(Website and app data records)
*** Block opens ***

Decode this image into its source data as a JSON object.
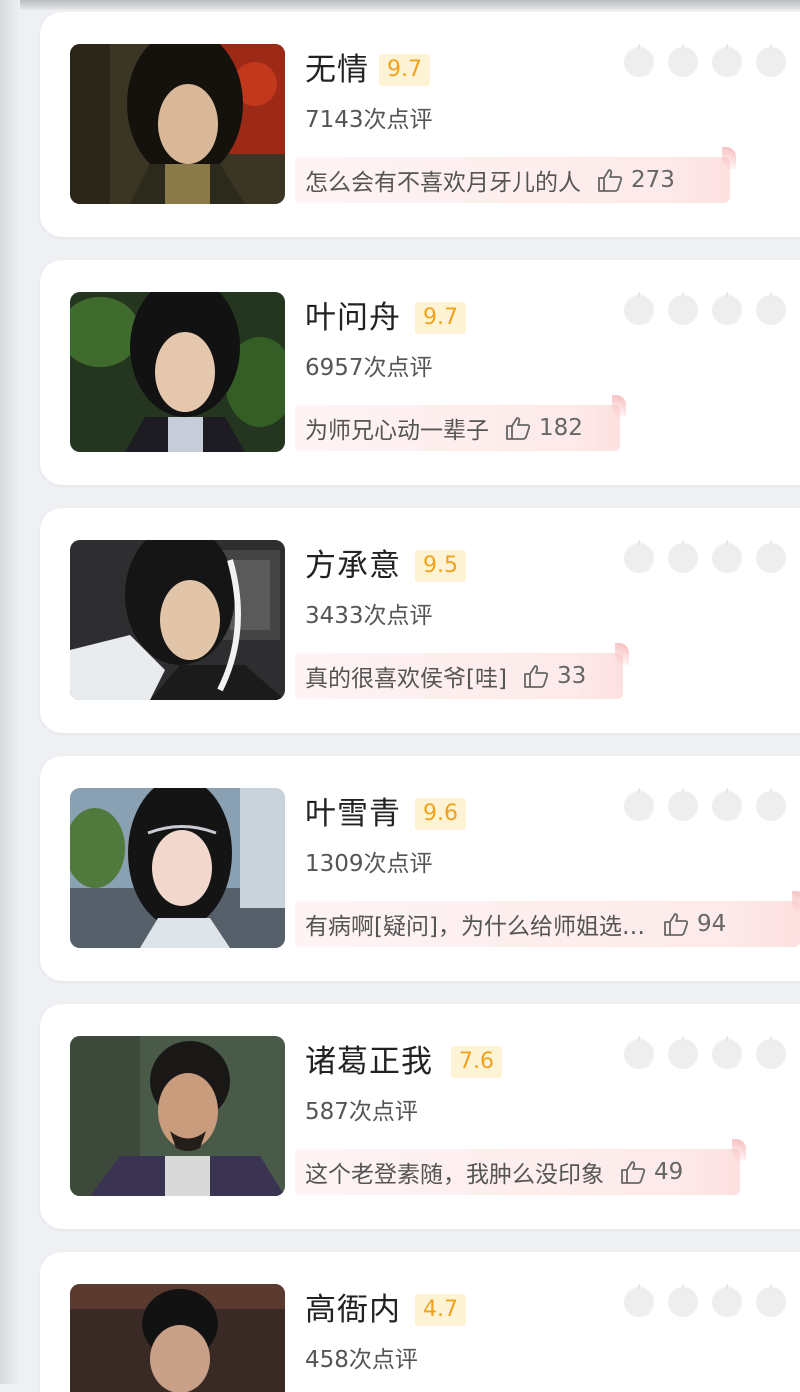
{
  "characters": [
    {
      "name": "无情",
      "score": "9.7",
      "reviews": "7143次点评",
      "comment": "怎么会有不喜欢月牙儿的人",
      "likes": "273"
    },
    {
      "name": "叶问舟",
      "score": "9.7",
      "reviews": "6957次点评",
      "comment": "为师兄心动一辈子",
      "likes": "182"
    },
    {
      "name": "方承意",
      "score": "9.5",
      "reviews": "3433次点评",
      "comment": "真的很喜欢侯爷[哇]",
      "likes": "33"
    },
    {
      "name": "叶雪青",
      "score": "9.6",
      "reviews": "1309次点评",
      "comment": "有病啊[疑问]，为什么给师姐选…",
      "likes": "94"
    },
    {
      "name": "诸葛正我",
      "score": "7.6",
      "reviews": "587次点评",
      "comment": "这个老登素随，我肿么没印象",
      "likes": "49"
    },
    {
      "name": "高衙内",
      "score": "4.7",
      "reviews": "458次点评",
      "comment": "",
      "likes": ""
    }
  ],
  "colors": {
    "score_text": "#f0a21d",
    "score_bg": "#fff3d6",
    "review_bg": "#fdeaea"
  }
}
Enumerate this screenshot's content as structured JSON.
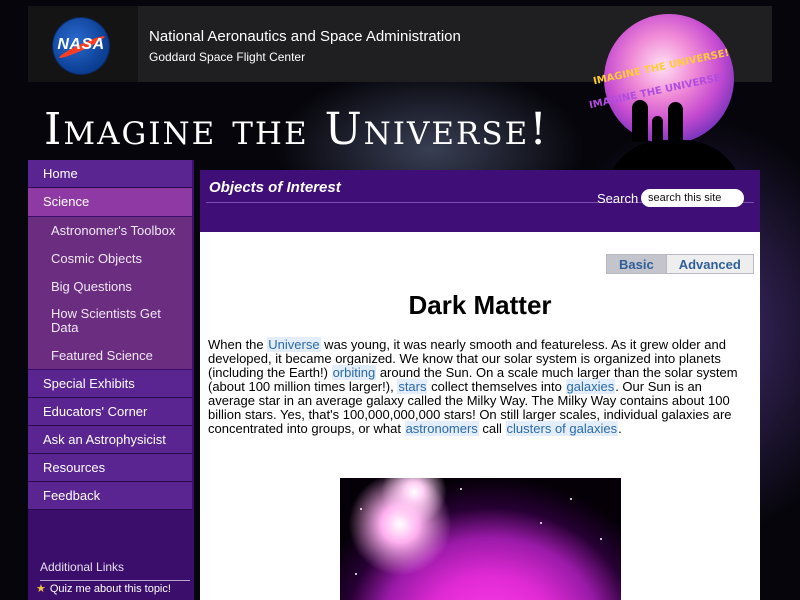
{
  "header": {
    "logo_text": "NASA",
    "agency": "National Aeronautics and Space Administration",
    "center": "Goddard Space Flight Center"
  },
  "site": {
    "title": "Imagine the Universe!",
    "logo_line1": "IMAGINE THE UNIVERSE!",
    "logo_line2": "IMAGINE THE UNIVERSE!"
  },
  "sidebar": {
    "items": [
      {
        "label": "Home"
      },
      {
        "label": "Science"
      },
      {
        "label": "Astronomer's Toolbox"
      },
      {
        "label": "Cosmic Objects"
      },
      {
        "label": "Big Questions"
      },
      {
        "label": "How Scientists Get Data"
      },
      {
        "label": "Featured Science"
      },
      {
        "label": "Special Exhibits"
      },
      {
        "label": "Educators' Corner"
      },
      {
        "label": "Ask an Astrophysicist"
      },
      {
        "label": "Resources"
      },
      {
        "label": "Feedback"
      }
    ],
    "additional_links": "Additional Links",
    "quiz": "Quiz me about this topic!"
  },
  "main": {
    "section_title": "Objects of Interest",
    "search_label": "Search",
    "search_placeholder": "search this site",
    "tabs": {
      "basic": "Basic",
      "advanced": "Advanced"
    },
    "page_title": "Dark Matter",
    "intro": {
      "t1": "When the ",
      "l1": "Universe",
      "t2": " was young, it was nearly smooth and featureless. As it grew older and developed, it became organized. We know that our solar system is organized into planets (including the Earth!) ",
      "l2": "orbiting",
      "t3": " around the Sun. On a scale much larger than the solar system (about 100 million times larger!), ",
      "l3": "stars",
      "t4": " collect themselves into ",
      "l4": "galaxies",
      "t5": ". Our Sun is an average star in an average galaxy called the Milky Way. The Milky Way contains about 100 billion stars. Yes, that's 100,000,000,000 stars! On still larger scales, individual galaxies are concentrated into groups, or what ",
      "l5": "astronomers",
      "t6": " call ",
      "l6": "clusters of galaxies",
      "t7": "."
    }
  },
  "colors": {
    "sidebar_bg": "#3b0e6c",
    "nav_active": "#8f3aa4",
    "header_bg": "#1f1f21",
    "link": "#2a6aa8"
  }
}
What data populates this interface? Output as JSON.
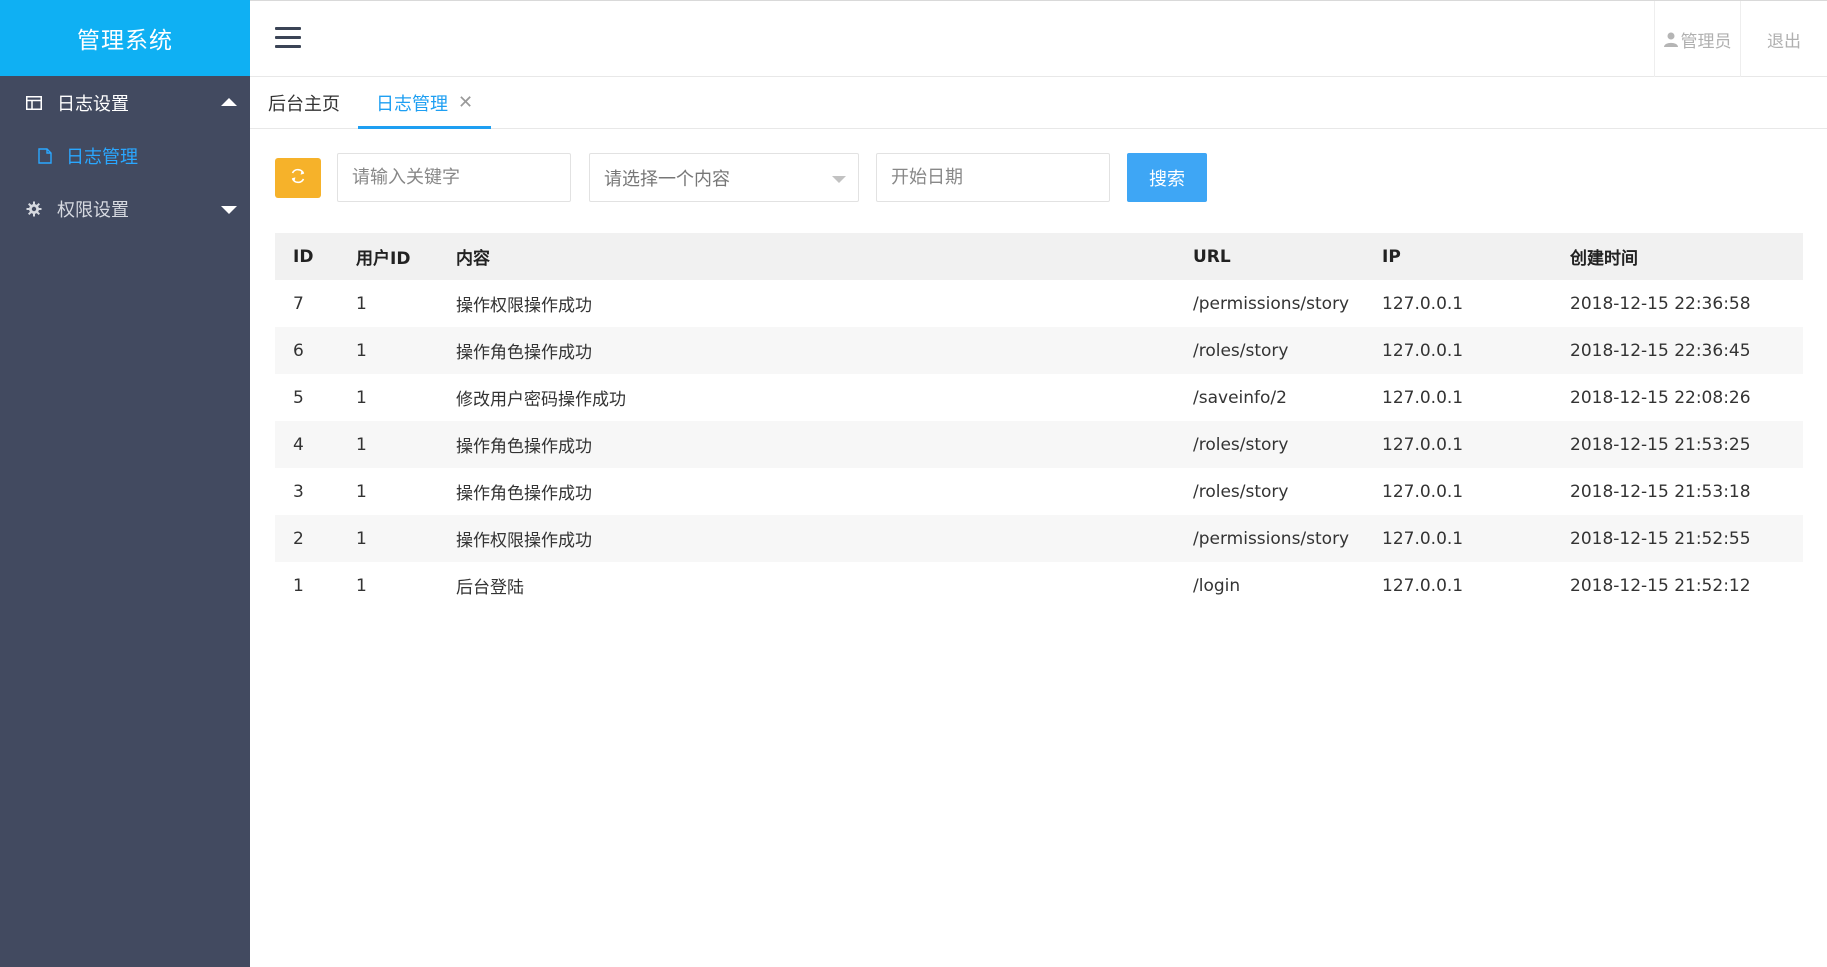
{
  "app": {
    "title": "管理系统"
  },
  "sidebar": {
    "groups": [
      {
        "label": "日志设置",
        "icon": "table-icon",
        "expanded": true,
        "items": [
          {
            "label": "日志管理",
            "icon": "file-icon",
            "active": true
          }
        ]
      },
      {
        "label": "权限设置",
        "icon": "gear-icon",
        "expanded": false,
        "items": []
      }
    ]
  },
  "header": {
    "user_label": "管理员",
    "logout_label": "退出"
  },
  "tabs": [
    {
      "label": "后台主页",
      "active": false
    },
    {
      "label": "日志管理",
      "active": true,
      "closable": true
    }
  ],
  "toolbar": {
    "keyword_placeholder": "请输入关键字",
    "select_placeholder": "请选择一个内容",
    "date_placeholder": "开始日期",
    "search_label": "搜索"
  },
  "table": {
    "columns": [
      "ID",
      "用户ID",
      "内容",
      "URL",
      "IP",
      "创建时间"
    ],
    "rows": [
      [
        "7",
        "1",
        "操作权限操作成功",
        "/permissions/story",
        "127.0.0.1",
        "2018-12-15 22:36:58"
      ],
      [
        "6",
        "1",
        "操作角色操作成功",
        "/roles/story",
        "127.0.0.1",
        "2018-12-15 22:36:45"
      ],
      [
        "5",
        "1",
        "修改用户密码操作成功",
        "/saveinfo/2",
        "127.0.0.1",
        "2018-12-15 22:08:26"
      ],
      [
        "4",
        "1",
        "操作角色操作成功",
        "/roles/story",
        "127.0.0.1",
        "2018-12-15 21:53:25"
      ],
      [
        "3",
        "1",
        "操作角色操作成功",
        "/roles/story",
        "127.0.0.1",
        "2018-12-15 21:53:18"
      ],
      [
        "2",
        "1",
        "操作权限操作成功",
        "/permissions/story",
        "127.0.0.1",
        "2018-12-15 21:52:55"
      ],
      [
        "1",
        "1",
        "后台登陆",
        "/login",
        "127.0.0.1",
        "2018-12-15 21:52:12"
      ]
    ]
  },
  "colors": {
    "logo_bg": "#0fb0f3",
    "sidebar_bg": "#424a60",
    "active_blue": "#1e9ff2",
    "refresh_btn": "#f6b22a",
    "search_btn": "#3ea6f5"
  }
}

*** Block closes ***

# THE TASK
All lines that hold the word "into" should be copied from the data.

# ANSWER BOX
Decode this image into its source data as a JSON object.
      "t2": " was young, it was nearly smooth and featureless. As it grew older and developed, it became organized. We know that our solar system is organized into planets (including the Earth!) ",
      "t4": " collect themselves into ",
      "t5": ". Our Sun is an average star in an average galaxy called the Milky Way. The Milky Way contains about 100 billion stars. Yes, that's 100,000,000,000 stars! On still larger scales, individual galaxies are concentrated into groups, or what ",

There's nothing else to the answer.